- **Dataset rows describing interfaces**
==*==

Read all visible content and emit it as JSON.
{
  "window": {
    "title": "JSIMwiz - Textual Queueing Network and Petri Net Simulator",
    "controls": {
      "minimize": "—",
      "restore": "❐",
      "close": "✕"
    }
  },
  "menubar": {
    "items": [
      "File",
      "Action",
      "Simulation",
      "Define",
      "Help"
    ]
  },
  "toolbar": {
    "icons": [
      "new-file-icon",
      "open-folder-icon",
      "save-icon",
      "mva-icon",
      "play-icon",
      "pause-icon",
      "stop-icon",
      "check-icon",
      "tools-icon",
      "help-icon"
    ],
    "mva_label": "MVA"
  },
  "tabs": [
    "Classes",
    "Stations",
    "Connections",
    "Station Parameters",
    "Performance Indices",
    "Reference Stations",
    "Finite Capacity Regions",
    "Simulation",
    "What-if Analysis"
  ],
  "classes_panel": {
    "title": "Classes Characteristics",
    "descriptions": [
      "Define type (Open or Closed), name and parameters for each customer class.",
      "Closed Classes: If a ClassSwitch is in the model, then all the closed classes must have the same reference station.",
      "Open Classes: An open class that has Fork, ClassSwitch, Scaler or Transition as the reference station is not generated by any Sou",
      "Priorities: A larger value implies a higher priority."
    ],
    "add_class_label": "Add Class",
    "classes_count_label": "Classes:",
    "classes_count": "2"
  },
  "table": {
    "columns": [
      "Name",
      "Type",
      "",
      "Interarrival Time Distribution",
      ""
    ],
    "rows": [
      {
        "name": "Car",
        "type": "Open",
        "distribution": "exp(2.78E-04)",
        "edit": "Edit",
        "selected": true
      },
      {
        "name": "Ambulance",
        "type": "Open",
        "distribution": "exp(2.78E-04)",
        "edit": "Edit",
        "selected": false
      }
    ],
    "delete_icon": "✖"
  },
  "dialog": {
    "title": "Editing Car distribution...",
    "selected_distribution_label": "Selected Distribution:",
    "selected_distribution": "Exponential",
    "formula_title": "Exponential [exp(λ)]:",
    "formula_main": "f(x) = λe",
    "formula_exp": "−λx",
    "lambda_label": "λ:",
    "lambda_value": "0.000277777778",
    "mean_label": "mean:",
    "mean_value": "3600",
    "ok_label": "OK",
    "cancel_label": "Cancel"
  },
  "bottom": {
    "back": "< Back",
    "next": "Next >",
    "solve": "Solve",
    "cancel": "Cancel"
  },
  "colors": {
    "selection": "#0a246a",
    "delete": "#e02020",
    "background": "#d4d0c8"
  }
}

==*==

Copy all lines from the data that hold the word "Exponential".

- **Answer box**
    "selected_distribution": "Exponential",
    "formula_title": "Exponential [exp(λ)]:",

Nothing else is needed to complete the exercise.